‘Fear factor’ in city after string of paramilitary style assaults

Fr Joe Gormley.  DER1719GS-073
Fr Joe Gormley. DER1719GS-073
Share this article

A parish priest in Londonderry has said there is a “fear factor” in the city after a string of ‘paramilitary style’ assaults.

Father Joe Gormley, parish priest at St Mary’s in the Creggan area of the city, was speaking after three paramilitary style attacks - including a shooting - were carried out over 48 hours.

Two teenage boys were hospitalised after being beaten by a group of masked men in Creggan at around 11pm on Thursday night.

At around the same time on Thursday, three men were beaten by a gang wielding bats and iron bars in teh Clon Dara area of the city.

And on Friday, a 25-year-old man was shot in the leg after three masked men entered a house in Mimosa Court in Gobnascale, in the Waterside area of Londonderry.

Fr Joe Gormley, who spoke out strongly against dissident republicans following the murder of 29-year-old journalist Lyra McKee during rioting in Creggan just over four months ago, described the “fear factor” in the city following the string of attacks.

Speaking on BBC Radio Foyle on Monday morning, he said: “The fear factor that is often created maybe tries to keep people silent and people sometimes need a voice to say socially unacceptable behaviour is not acceptable, nor is any reaction to it which involves violence. That has to be said loud and clear.”

He continued: “It’s not quite clear who did this. There’s some disupute about as to whether paramilitaries were actually behind this. But to whoever did it - beating up anybody has never changed anybody’s behaviour or releived them of addiction.”

Asked if he would like to see more police patrols in the Creggan area, Fr Gormley said: “Definitely. I know police are making efforts to do that in terms of more commnuity involvement that might just not be on stream yet, it’s on the way. But it’s not just police, it’s all of us. Police are the emergency responders when the thing’s happened. There’s deeper questions that need to be asked here, really deep questions that are not being asked that we all have to answer. We all have a part to play in that so we’re not getting into a spiral of violence.”
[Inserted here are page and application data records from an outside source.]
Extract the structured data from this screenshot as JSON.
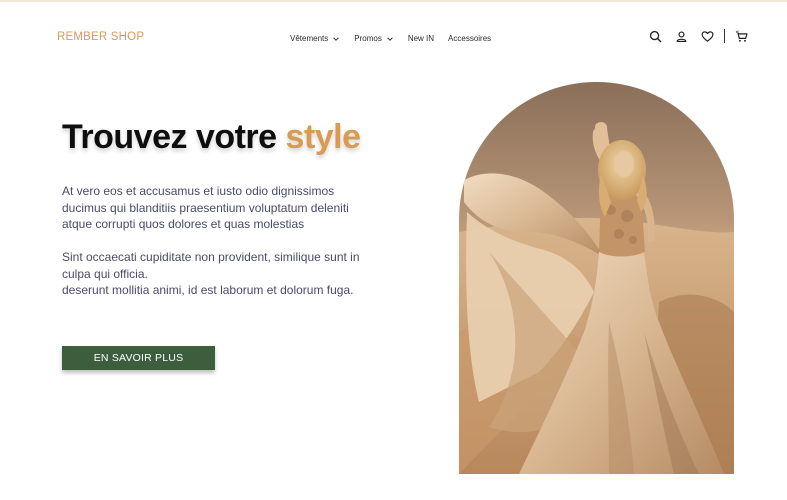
{
  "header": {
    "logo": "REMBER SHOP",
    "nav": [
      {
        "label": "Vêtements",
        "dropdown": true
      },
      {
        "label": "Promos",
        "dropdown": true
      },
      {
        "label": "New IN",
        "dropdown": false
      },
      {
        "label": "Accessoires",
        "dropdown": false
      }
    ],
    "icons": [
      "search-icon",
      "user-icon",
      "heart-icon",
      "cart-icon"
    ]
  },
  "hero": {
    "title_main": "Trouvez votre",
    "title_accent": "style",
    "paragraph1": "At vero eos et accusamus et iusto odio dignissimos ducimus qui blanditiis praesentium voluptatum deleniti atque corrupti quos dolores et quas molestias",
    "paragraph2": "Sint occaecati cupiditate non provident, similique sunt in culpa qui officia.\n deserunt mollitia animi, id est laborum et dolorum fuga.",
    "cta_label": "EN SAVOIR PLUS"
  },
  "colors": {
    "accent": "#d99a52",
    "button": "#3d5e3d",
    "text_body": "#4a4a6a"
  }
}
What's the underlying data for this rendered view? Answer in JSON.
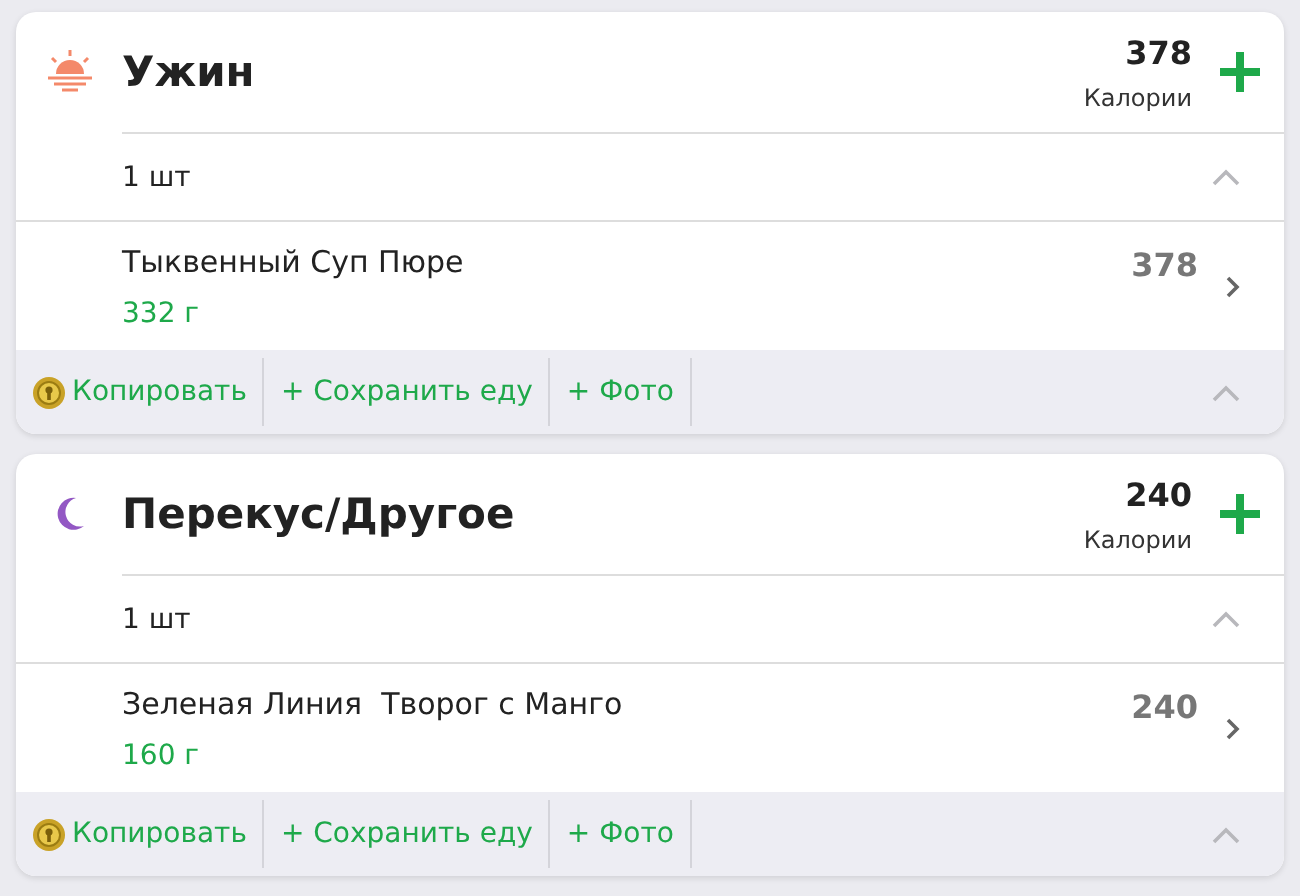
{
  "meals": [
    {
      "kind": "dinner",
      "title": "Ужин",
      "calories": "378",
      "calories_label": "Калории",
      "serving": {
        "label": "1 шт",
        "expanded": true
      },
      "foods": [
        {
          "name": "Тыквенный Суп Пюре",
          "amount": "332 г",
          "calories": "378"
        }
      ],
      "actions": [
        "Копировать",
        "+ Сохранить еду",
        "+ Фото"
      ],
      "actions_expanded": true
    },
    {
      "kind": "snack",
      "title": "Перекус/Другое",
      "calories": "240",
      "calories_label": "Калории",
      "serving": {
        "label": "1 шт",
        "expanded": true
      },
      "foods": [
        {
          "name": "Зеленая Линия  Творог с Манго",
          "amount": "160 г",
          "calories": "240"
        }
      ],
      "actions": [
        "Копировать",
        "+ Сохранить еду",
        "+ Фото"
      ],
      "actions_expanded": true
    }
  ]
}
PSNI Chief Inspector Johnny Hunter also spoke on BBC Radio Foyle on Monday morning.

“I believe none of the injuries are life threatening but the trauma of the physical and psychological injuries will stay with these people and, indeed, their family members and others who were present when these attacks took place,” he said.

“We are liaising with those people at this time but I don’t believe the injuries are life threatening or life changing.”

He continued: “I think there is a fear factor here. If you look at these attacks, historically, that are carried out by these people - they don’t tackle the root cause. There are deeper causes here. This does not sort out crime or anti-social behaviour. Whatever the perception is these people may or may not have been involved in - this only adds to it. That’s all I can say.

“We need your help here. Listening to Father Gormley there - this is not just for police. This is for the entire community. Nobody wants this type of thuggery on our streets here. These people are accountable to no one for their actions.”